AFP . San Francisco
18 Nov 2023 14:35:10 | Update: 18 Nov 2023 14:35:10
OpenAI sacks ChatGPT CEO Sam Altman
Sam Altman, CEO of OpenAI participates in the “Charting the Path Forward: The Future of Artificial Intelligence” at the Asia-Pacific Economic Cooperation (APEC) Leaders' Week in San Francisco, California, on November 16, 2023 — AFP Photo

Sam Altman, the tech titan behind ChatGPT, was abruptly fired Friday by OpenAI, the company that launched the revolutionary artificial intelligence chatbot.

The news of his dismissal caught Silicon Valley by surprise, as the 38-year-old had been hailed as a pioneer and one of the leading figures in the high-stakes world of AI.

He said in a post on X, formerly Twitter, that his time at OpenAI had been "transformative for me personally, and hopefully the world a little bit."

Altman, together with Tesla chief Elon Musk and others, started OpenAI in 2015, creating a research company with the stated goal of building generative AI that benefits humanity.

"The technological progress we make in the next 100 years will be far larger than all we've made since we first controlled fire and invented the wheel," Altman said in a 2021 blog post.

Startup guru

Born in 1985, Altman grew up in a St. Louis suburb, where he got his first computer at the age of eight, according to a profile in the New Yorker from 2016.

Computers and access to an online community helped him navigate being gay in a conservative part of the country, Altman said in an interview with Esquire.

Like so many tech figures before him, Altman dropped out of Stanford University to start a company, Loopt, which let smartphone users selectively share their whereabouts.

Loopt was acquired in 2012 in a deal valued at $43.4 million -- and Altman's place in Silicon Valley was secured.

He took a year off during which he "read many dozens of textbooks; I learned about the fields that I had been interested in," the San Francisco resident wrote in a post.

He told of learning about nuclear engineering, synthetic biology, investing and AI.

"The seeds were planted for things that worked in deep ways later," he said.

T-shirt and shorts

In 2014, Altman became president of Y Combinator, an "accelerator" that provides startups with guidance and funding in exchange for stakes in the young companies.

Altman expanded Y Combinator's strategy for investing beyond software startups to biotech, energy and other fields.

"He thinks quickly and talks quickly; intense, but in a good way," said Industrial Microbes founder Derek Greenfield, who met Altman while his biotech startup was getting backing from Y Combinator.

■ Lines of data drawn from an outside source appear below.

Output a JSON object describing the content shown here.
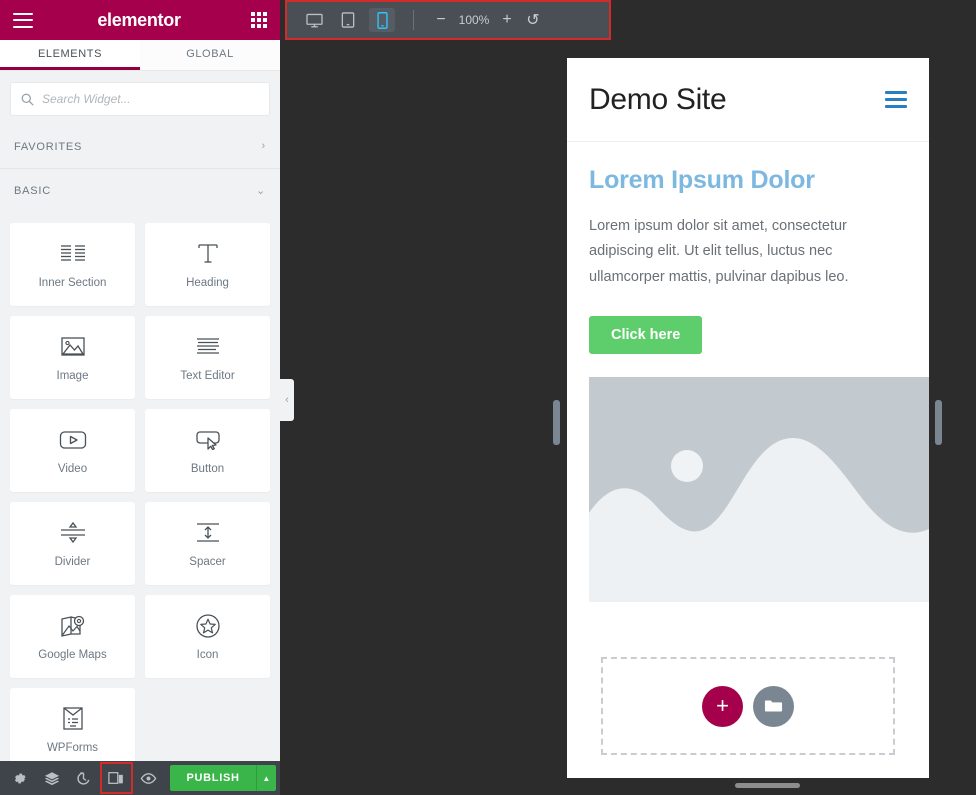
{
  "panel": {
    "brand": "elementor",
    "menu_icon": "hamburger-icon",
    "apps_icon": "grid-apps-icon",
    "tabs": [
      {
        "label": "ELEMENTS",
        "active": true
      },
      {
        "label": "GLOBAL",
        "active": false
      }
    ],
    "search": {
      "placeholder": "Search Widget...",
      "value": ""
    },
    "categories": [
      {
        "label": "FAVORITES",
        "expanded": false,
        "chevron": "›"
      },
      {
        "label": "BASIC",
        "expanded": true,
        "chevron": "⌄"
      }
    ],
    "widgets": [
      {
        "label": "Inner Section",
        "icon": "inner-section-icon"
      },
      {
        "label": "Heading",
        "icon": "heading-t-icon"
      },
      {
        "label": "Image",
        "icon": "image-icon"
      },
      {
        "label": "Text Editor",
        "icon": "text-editor-icon"
      },
      {
        "label": "Video",
        "icon": "video-play-icon"
      },
      {
        "label": "Button",
        "icon": "button-cursor-icon"
      },
      {
        "label": "Divider",
        "icon": "divider-icon"
      },
      {
        "label": "Spacer",
        "icon": "spacer-icon"
      },
      {
        "label": "Google Maps",
        "icon": "google-maps-pin-icon"
      },
      {
        "label": "Icon",
        "icon": "star-circle-icon"
      },
      {
        "label": "WPForms",
        "icon": "wpforms-icon"
      }
    ],
    "collapse_handle": "‹"
  },
  "footer": {
    "buttons": [
      {
        "name": "settings",
        "icon": "gear-icon",
        "highlighted": false
      },
      {
        "name": "navigator",
        "icon": "layers-icon",
        "highlighted": false
      },
      {
        "name": "history",
        "icon": "history-clock-icon",
        "highlighted": false
      },
      {
        "name": "responsive-mode",
        "icon": "responsive-mode-icon",
        "highlighted": true
      },
      {
        "name": "preview",
        "icon": "eye-icon",
        "highlighted": false
      }
    ],
    "publish_label": "PUBLISH",
    "publish_arrow": "▲"
  },
  "toolbar": {
    "devices": [
      {
        "name": "desktop",
        "icon": "desktop-icon",
        "active": false
      },
      {
        "name": "tablet",
        "icon": "tablet-icon",
        "active": false
      },
      {
        "name": "mobile",
        "icon": "mobile-icon",
        "active": true
      }
    ],
    "zoom_out": "−",
    "zoom_value": "100%",
    "zoom_in": "+",
    "reset": "↺",
    "highlighted": true
  },
  "preview": {
    "site_title": "Demo Site",
    "menu_icon": "site-hamburger-icon",
    "heading": "Lorem Ipsum Dolor",
    "paragraph": "Lorem ipsum dolor sit amet, consectetur adipiscing elit. Ut elit tellus, luctus nec ullamcorper mattis, pulvinar dapibus leo.",
    "button_label": "Click here",
    "image_placeholder": "landscape-image-placeholder",
    "add_section_icon": "plus-icon",
    "template_library_icon": "folder-icon"
  },
  "colors": {
    "brand_crimson": "#a4004b",
    "tab_underline": "#93003f",
    "publish_green": "#39b54a",
    "site_button_green": "#5ece6c",
    "site_heading_blue": "#7cb8e0",
    "device_active_blue": "#2fc3f7",
    "highlight_red": "#d32a2a",
    "panel_bg": "#f1f2f3",
    "editor_bg": "#2c2c2c"
  }
}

Greenfield recalled Altman always dressing casually, sometimes in a T-shirt and shorts.

"He was very down to earth," Greenfield said.

Altman left Y Combinator, putting his energy into AI despite feared risks.

"He's a very deep thinker who is incredibly focused on getting things right," Insider Intelligence senior director of marketing and commerce Jeremy Goldman said.

Altman has proposed that combining artificial intelligence, robotics and cost-free energy could essentially enable machines to do all the work and provide a "basic income" to adults across society.

"A great future isn't complicated: we need technology to create more wealth, and policy to fairly distribute it," Altman wrote in a blog post.

"Everything necessary will be cheap, and everyone will have enough money to be able to afford it."

'Fast cars and survival'

In the New Yorker article, Altman said he was a "prepper," someone who has preparations and supplies in place to survive an apocalyptic disaster.

He has spoken of owning high-performance sports cars and renting planes to fly around California.

Altman said in a blog post that on the last day of each December he writes a list of things he wants to accomplish in the year ahead.

His personal investments include startups working on fusion energy and human life extension.

"I'm super optimistic," he said in a podcast with TED curator Chris Anderson.

"It's always easy to doom scroll and think about how bad things are," Altman added, "but the good things are really good and getting much better."

But Altman has testified before the US Congress and spoken with heads of state about AI as pressure mounts to regulate the technology against risks, such as its potential use in bioweapons and misinformation.

Just hours before being fired on Friday, he told AFP on the sidelines of the Asia-Pacific Economic Cooperation forum in San Francisco that we can't always predict the future.

"The dangerous thing... it's all the new stuff, the known unknowns, the unknown unknowns that are going to come," he said.